gardeningknowhow.com Toilet Paper Substitutes: Plants You Can Use As Toilet Paper 3-4 minutes Toilet paper is something most of us take for granted, but what if there was a shortage?

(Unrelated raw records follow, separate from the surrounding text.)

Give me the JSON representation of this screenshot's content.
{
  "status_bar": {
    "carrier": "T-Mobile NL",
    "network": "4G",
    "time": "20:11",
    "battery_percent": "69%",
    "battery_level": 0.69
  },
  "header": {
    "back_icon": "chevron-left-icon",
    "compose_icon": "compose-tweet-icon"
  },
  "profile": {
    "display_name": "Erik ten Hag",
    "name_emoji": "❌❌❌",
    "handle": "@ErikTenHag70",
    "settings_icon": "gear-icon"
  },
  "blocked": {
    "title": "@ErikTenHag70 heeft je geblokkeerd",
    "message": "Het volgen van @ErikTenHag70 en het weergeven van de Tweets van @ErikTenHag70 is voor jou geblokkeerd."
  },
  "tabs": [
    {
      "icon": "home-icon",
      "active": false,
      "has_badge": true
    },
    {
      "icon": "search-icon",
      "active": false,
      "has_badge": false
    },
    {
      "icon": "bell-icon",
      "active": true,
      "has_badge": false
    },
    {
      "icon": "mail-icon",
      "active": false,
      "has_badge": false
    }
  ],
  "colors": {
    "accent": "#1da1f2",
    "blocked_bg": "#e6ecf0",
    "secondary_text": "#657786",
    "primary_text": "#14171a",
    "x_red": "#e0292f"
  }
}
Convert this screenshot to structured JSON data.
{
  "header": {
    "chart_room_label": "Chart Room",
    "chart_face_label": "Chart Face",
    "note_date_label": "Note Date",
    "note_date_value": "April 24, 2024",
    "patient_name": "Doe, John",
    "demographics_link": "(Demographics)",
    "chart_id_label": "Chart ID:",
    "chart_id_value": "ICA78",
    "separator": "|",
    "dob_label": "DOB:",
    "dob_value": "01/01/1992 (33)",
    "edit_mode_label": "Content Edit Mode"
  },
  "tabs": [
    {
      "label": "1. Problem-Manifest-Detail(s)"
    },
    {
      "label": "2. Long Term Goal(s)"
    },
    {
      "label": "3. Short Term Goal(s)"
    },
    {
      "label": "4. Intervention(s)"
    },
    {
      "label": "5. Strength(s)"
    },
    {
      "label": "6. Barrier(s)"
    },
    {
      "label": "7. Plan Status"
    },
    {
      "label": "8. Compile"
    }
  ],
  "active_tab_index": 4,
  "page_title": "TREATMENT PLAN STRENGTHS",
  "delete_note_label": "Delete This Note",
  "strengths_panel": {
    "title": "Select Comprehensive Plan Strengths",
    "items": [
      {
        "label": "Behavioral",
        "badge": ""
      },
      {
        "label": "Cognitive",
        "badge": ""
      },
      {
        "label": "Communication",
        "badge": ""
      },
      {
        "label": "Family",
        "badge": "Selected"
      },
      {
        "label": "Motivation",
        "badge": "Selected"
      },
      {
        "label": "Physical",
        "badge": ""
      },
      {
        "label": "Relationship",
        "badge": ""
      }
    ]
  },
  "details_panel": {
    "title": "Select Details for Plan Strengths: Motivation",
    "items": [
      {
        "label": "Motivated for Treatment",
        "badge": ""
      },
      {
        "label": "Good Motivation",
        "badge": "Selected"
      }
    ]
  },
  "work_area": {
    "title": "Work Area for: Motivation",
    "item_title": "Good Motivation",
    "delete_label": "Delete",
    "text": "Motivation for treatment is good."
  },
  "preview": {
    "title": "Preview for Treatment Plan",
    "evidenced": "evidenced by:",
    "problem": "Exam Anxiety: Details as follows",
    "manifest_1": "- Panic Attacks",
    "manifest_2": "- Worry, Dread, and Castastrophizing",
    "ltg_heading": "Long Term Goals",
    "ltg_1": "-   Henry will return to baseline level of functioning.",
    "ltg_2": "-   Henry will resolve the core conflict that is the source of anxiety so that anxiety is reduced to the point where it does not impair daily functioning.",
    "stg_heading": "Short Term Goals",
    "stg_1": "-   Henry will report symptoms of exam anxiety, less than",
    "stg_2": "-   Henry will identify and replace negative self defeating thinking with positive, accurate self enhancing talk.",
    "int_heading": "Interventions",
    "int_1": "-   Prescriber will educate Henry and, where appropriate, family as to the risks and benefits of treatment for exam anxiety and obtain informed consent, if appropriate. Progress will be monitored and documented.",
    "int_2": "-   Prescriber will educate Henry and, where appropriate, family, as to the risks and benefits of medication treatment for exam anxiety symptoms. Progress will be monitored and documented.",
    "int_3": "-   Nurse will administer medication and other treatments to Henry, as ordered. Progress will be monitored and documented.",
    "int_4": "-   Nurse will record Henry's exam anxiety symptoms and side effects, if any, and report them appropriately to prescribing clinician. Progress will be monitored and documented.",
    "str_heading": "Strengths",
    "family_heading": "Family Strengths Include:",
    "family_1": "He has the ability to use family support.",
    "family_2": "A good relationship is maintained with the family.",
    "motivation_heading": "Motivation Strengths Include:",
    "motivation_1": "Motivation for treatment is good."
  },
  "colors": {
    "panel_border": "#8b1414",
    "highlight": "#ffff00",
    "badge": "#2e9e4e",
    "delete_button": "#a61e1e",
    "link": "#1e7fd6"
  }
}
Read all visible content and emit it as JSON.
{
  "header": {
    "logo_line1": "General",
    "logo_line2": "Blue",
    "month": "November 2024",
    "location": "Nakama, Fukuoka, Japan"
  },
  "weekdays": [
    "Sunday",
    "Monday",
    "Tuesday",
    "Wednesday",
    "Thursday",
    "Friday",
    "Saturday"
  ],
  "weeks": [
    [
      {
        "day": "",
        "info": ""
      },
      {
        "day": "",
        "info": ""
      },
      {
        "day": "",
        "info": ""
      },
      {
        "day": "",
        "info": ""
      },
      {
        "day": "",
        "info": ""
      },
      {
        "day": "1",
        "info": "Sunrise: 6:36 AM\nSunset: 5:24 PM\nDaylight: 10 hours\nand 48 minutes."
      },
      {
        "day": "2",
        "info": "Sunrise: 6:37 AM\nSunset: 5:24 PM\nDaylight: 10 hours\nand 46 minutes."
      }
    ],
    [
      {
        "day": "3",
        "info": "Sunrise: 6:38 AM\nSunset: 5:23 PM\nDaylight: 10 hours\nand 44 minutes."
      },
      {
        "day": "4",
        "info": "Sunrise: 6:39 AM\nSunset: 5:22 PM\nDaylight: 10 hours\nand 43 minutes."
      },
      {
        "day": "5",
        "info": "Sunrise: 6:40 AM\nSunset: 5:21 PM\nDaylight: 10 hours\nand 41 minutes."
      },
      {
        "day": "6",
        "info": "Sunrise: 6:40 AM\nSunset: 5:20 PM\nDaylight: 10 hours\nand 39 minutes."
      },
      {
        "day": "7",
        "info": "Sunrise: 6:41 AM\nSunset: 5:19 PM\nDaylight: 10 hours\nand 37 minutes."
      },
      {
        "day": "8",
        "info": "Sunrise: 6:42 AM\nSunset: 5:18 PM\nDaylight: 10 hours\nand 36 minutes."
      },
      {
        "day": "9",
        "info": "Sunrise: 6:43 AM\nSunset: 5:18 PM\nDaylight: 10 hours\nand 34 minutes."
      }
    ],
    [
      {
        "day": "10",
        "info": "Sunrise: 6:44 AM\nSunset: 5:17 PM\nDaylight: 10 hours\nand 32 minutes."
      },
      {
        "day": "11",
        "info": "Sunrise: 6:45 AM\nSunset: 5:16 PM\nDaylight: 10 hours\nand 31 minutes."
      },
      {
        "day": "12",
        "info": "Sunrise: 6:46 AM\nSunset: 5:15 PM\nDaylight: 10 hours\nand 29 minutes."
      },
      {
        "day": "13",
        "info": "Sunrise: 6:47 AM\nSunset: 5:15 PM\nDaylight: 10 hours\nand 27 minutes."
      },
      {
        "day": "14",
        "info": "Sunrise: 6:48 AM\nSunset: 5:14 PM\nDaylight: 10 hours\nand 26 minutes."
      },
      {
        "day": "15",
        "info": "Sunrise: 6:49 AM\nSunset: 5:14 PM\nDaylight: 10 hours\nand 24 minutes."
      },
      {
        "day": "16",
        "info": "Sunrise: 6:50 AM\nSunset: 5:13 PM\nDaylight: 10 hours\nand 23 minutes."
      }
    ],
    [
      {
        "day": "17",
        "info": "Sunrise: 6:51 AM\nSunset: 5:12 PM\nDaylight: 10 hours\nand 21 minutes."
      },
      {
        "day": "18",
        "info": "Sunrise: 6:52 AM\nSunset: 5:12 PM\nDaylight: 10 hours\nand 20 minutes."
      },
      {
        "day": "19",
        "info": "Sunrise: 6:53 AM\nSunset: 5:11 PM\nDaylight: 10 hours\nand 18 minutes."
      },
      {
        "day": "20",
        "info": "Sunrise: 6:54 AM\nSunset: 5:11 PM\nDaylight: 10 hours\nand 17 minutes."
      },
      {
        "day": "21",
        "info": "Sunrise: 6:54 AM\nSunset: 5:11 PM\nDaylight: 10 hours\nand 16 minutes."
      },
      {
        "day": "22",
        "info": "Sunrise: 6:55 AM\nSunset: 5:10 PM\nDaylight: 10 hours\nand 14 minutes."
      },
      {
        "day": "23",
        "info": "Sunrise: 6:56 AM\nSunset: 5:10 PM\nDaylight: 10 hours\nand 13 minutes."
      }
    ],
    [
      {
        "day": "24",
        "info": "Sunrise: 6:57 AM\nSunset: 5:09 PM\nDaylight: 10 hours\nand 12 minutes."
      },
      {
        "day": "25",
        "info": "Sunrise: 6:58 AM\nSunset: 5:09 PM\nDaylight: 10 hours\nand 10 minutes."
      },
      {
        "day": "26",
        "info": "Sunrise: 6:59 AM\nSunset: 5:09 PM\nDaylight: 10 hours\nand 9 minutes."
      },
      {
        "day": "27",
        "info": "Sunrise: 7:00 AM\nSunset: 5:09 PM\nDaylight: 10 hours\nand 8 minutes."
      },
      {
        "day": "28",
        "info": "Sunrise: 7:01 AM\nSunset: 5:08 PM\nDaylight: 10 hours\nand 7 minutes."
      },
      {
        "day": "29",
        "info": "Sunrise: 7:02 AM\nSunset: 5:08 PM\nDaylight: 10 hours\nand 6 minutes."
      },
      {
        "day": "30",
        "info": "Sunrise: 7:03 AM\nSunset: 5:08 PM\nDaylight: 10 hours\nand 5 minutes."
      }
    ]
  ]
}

Ever considered what you would do in the absence of this most standard of daily needs? Well, perhaps you could grow your own toilet paper. That’s right! Many plants are useful as a substitute for this hygiene product. Leaves for toilet paper are often more soothing, softer, and as an added bonus, compostable and sustainable. Can You Grow Your Own Toilet Paper? Certain situations can cause toilet paper woes, so it’s best to be prepared. Few things are worse than being shy on some comforting tissue after you do your duty. Good news! You can use plants as toilet paper should the situation call for it. Learn which plants you can use as toilet paper and get growing so you’re never caught short. Toilet paper has only been standard for about a century, but humans had to use something to wipe up. The wealthy used fabric and washed themselves, but everyone else used what was at hand, which in most cases turned out to be plants. Toilet paper substitutes are something you should think about. Why? Imagine a world without toilet paper. It’s not a pretty thought but you can be prepared by growing your own. These plants aren’t flushable but can be buried to compost naturally. In some cases, using leaves for toilet paper is better for the environment and your bum. What Plants Can You Use as Toilet Paper? Following in our ancestor’s footsteps, plant leaves are useful, easy to grow, readily available, and practically free. Plant leaves with a fuzzy texture are particularly delightful. The towering mullein plant (Verbascum thapsis) is a biennial that produces popcorn-like yellow flowers in its second year, but has furry leaves in spring through fall. Similarly, lamb’s ear (Stachys byzantina) has large leaves soft as a rabbit (or lamb’s ear), and the plant comes back every year. Thimbleberry isn’t quite as fuzzy, but the overall texture is soft and the leaves are as large as an adult’s hand, so you only need one or two to get the job done. Some other options for toilet paper from the garden are: Common Mallow Indian Coleus Pink Wild Pear (tropical hydrangea) Large Leaf Aster Blue Spur Flower Tips on Using Plants as Toilet Paper While the listed plants are generally non-toxic, some people may be sensitive. Before you try the leaves on your bottom, swipe the leaf across your hand or wrist and wait 24 hours. If no reaction occurs, the leaf will be safe to use on more sensitive areas. Because many of these plants lose their leaves in winter, you will have to harvest and stockpile for the cold season. The leaves can be dried flat and stored for future use. The amount of absorbency may be affected a bit, but once the leaf touches its target, the moisture there will reconstitute the foliage.

Toilet Paper Substitutes: Plants You Can Use As Toilet Paper